Togo floods leave 21 dead
Lome - Flooding in the small West African nation of Togo has killed 21 people and affected more than 82 000 in recent months, the government said on Friday, adding that victims were in need of aid.
"The number of people affected by the floods is 82 767, including 21 deaths and 85 injured," Communications Minister Djimon Ore said in a statement carried by state media.
Floods have hit a wide swathe of West and Central Africa this rainy season, killing more than 300 people and affecting nearly 1.5 million.
Benin, which neighbours Togo, has been seen as the hardest hit, with some 680 000 people affected, according to UN estimates.
The Togo minister's statement said the toll given on Friday was a "complete evaluation" put together by teams assembled by the government with the help of the United Nations.
A previous toll released more than a week ago said about 10 people had been killed and nearly 3 000 affected.
"The evaluation has shown a need for short-term food, non-food and agricultural supply assistance," it said, but gave no details on whether or how such aid would be provided.
More than 7 000 homes collapsed in the flooding in the country of some six million people, according to the statement.
In Benin on Thursday, an airlift of 1 500 tents arrived, with another 1 500 expected on Friday.
Highest death toll
The UN refugee agency had already been providing tents and mosquito nets in Benin from limited supplies in the region, officials have said.
Families have also been building temporary shelter with scrap wood and metal, and a statement issued by the UN has previously warned that the humanitarian situation in Benin was "becoming increasingly worrying".
Almost two-thirds of Benin was hit by flooding, the statement said, killing 43 people and leaving nearly 100 000 homeless.

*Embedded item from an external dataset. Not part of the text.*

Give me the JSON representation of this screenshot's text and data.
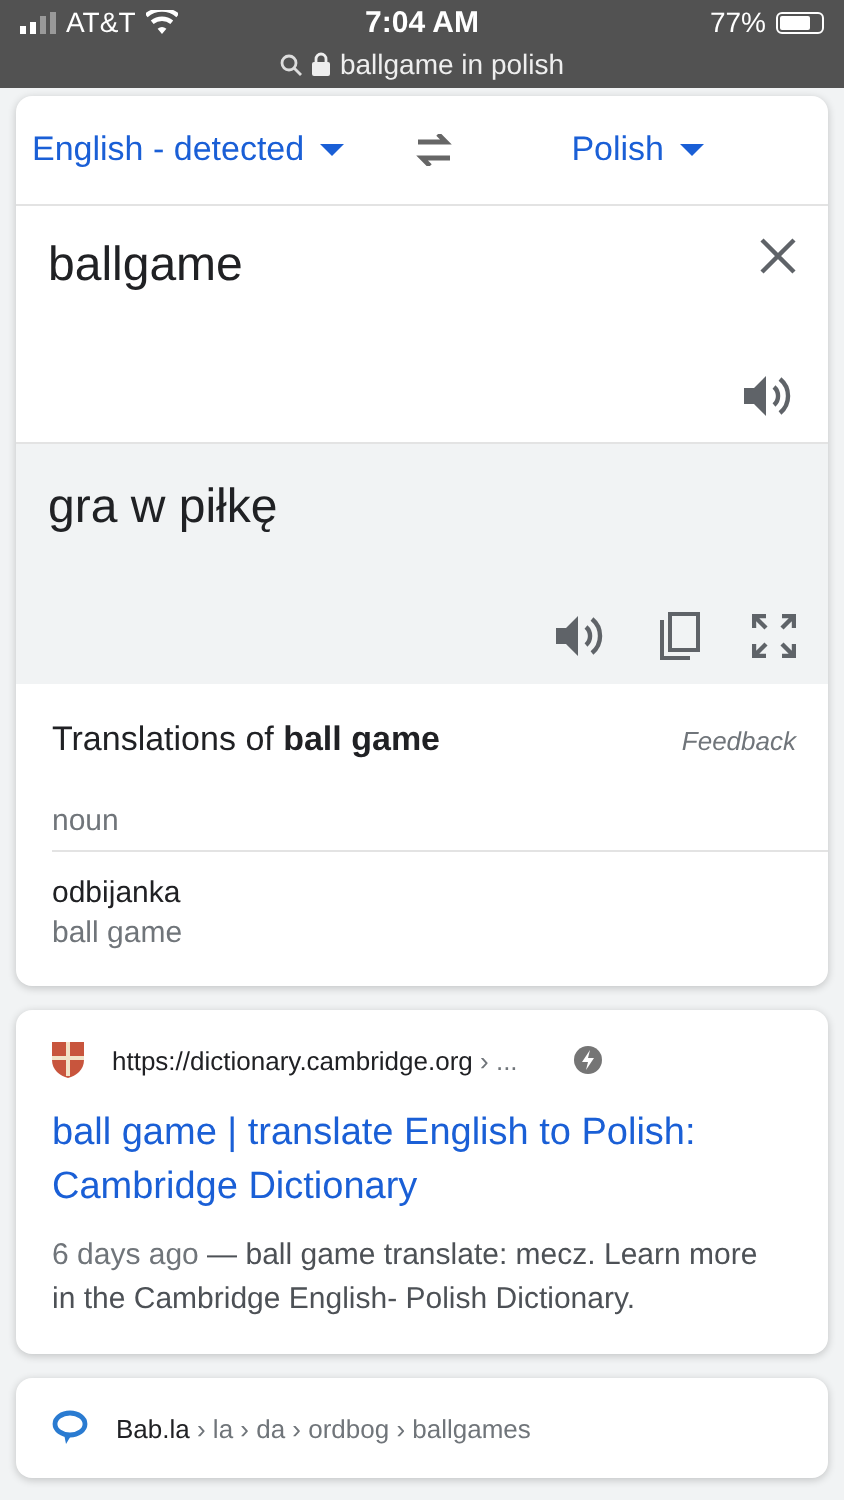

A cholera outbreak has added to the misery, with 800 cases counted across Benin, including seven deaths.
Aid organisations have acknowledged logistical problems in distributing assistance there, indicating the country of some 8.8 million people did not have a sufficient stock of emergency supplies on hand.
The highest death toll in the region this rainy season has been recorded in Nigeria, Africa's most populous nation with some 150 million people. The country has seen 118 deaths.
Entire villages and huge swathes of farmland have also been destroyed, particularly in Nigeria's north, though areas of the economic capital Lagos have also been affected.